'Cash sales' means all income from your main business activity which you receive at the time when you make a sale. This means any payments you receive from customers when they order their installation - or as soon as you finish the work. It also includes any retail sales you make - such as equipment you sell to DIY installation customers.
Some of your customers may actually pay you in cash, but remember that Cash sales can also include cheques as well as debit card and credit card payments.
To prepare your cash flow, you'll need to estimate how much income - including VAT if applicable - you will receive over the next 12 months. To do this you'll need to:
- estimate how many jobs you're likely to carry out each month
- think about what types of job they'll be - for example new satellite installations, terrestrial aerial replacements, repairs and so on - and what your average charge will be for each type of job
- decide if your business will also earn income by 'box-shifting' - selling items like satellite receivers, other parts for satellite systems, Freeview boxes, and perhaps even things like televisions to retail customers
- work out approximately what percentage of your sales will be Cash sales - goods and services paid for there and then - and what proportion, if any, will be to customers who you send an invoice to ('Cash from debtors')
When you make your estimate of how many jobs you'll carry out each month, take into account your anticipated working hours and remember to budget for holidays and illness. Also remember that not all of your time will be 'productive' (will earn you money) - you may have to set aside some time for administrative jobs, marketing activity, giving estimates and quotes, dealing with call-backs, chasing up late payments and so on. Make a realistic estimate of the number of jobs you could complete in a day, taking into account travelling time and making an allowance for things like unforeseen complications and customers who are out when you call.

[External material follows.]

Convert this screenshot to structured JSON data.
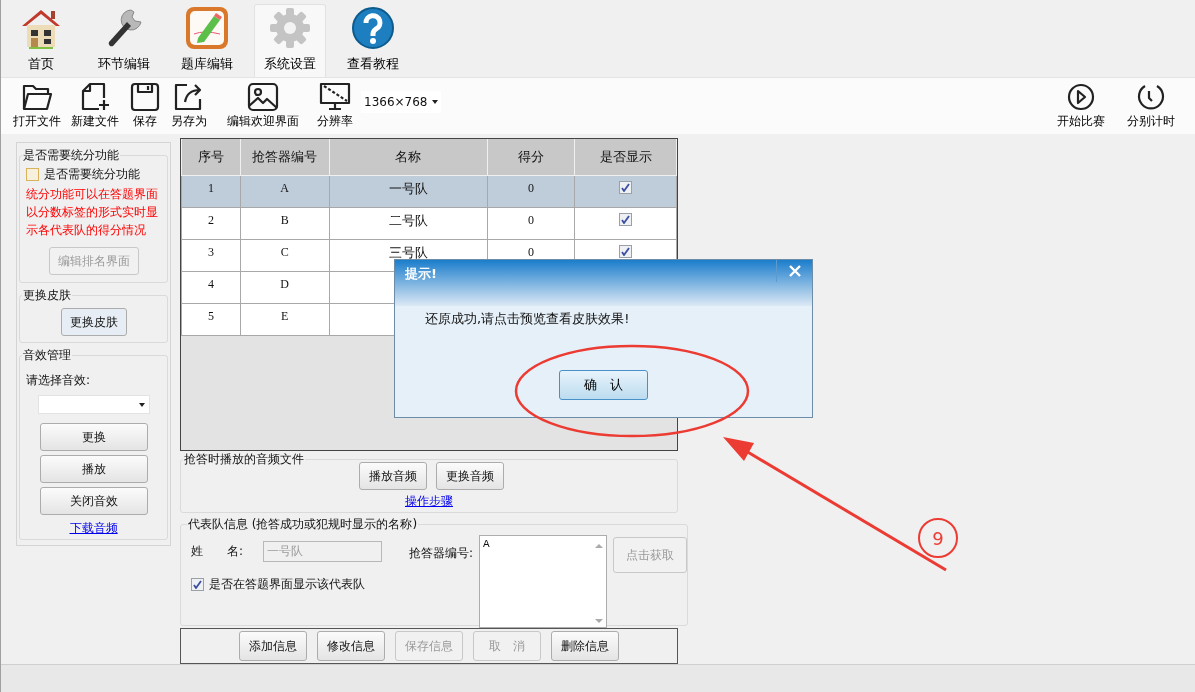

Remember that it may take some time after you begin trading to establish your business and build up to your full earning potential.
Aerial and satellite installation work is largely outdoors, so you'll be working out in the weather much of the time. There may be times - particularly over the winter months - when really bad weather prevents you from working at all. Even when the weather's fine, daylight hours are much shorter during the winter so you'll probably find that you can complete fewer installations in a day.
The local market
Three very important factors that will affect your business are:
- the number of potential customers in your area
- the type of services that they're likely to require
- the amount of existing competition
Doing some market research will tell you more about your potential customers and your competitors - this will help you to identify your own place in the market.
Also think about the following points when estimating your Cash sales:
- how big an area will you serve? The bigger the area, the more potential customers you'll have - but the further you'll have to travel
- how densely populated is the area where you intend to work? You may find you have to travel further from job to job in rural areas, increasing your costs and reducing the number of jobs you can do in a day
- where will your work come from? Think about your advertising and marketing strategy, and whether you'll aim to get sub-contract work from other aerial businesses
- your reputation is very important. Building a reputation for quality, honesty and reliability among your customers will help to ensure that you get repeat business and recommendations
- projecting the right image for your business will help you to maximise sales. You could, for example, look into joining a reputable trade association like the Confederation of Aerial Industries (CAI) or the Registered Digital Institute (RDI), becoming a Sky Local Expert (sometimes referred to as an Authorised Sky Agent) and so on
- getting your prices right is important. You'll probably need to keep an eye on what your competitors charge for similar services
- trade customers such as building contractors and housing developers may check that you and your employees hold Construction Skills Certification Scheme (CSCS) cards before they use your services
To help with your decisions, click on the checkpoints for guidance. Once you have worked out a Cash sales figure add it to the relevant field in your cash flow forecast.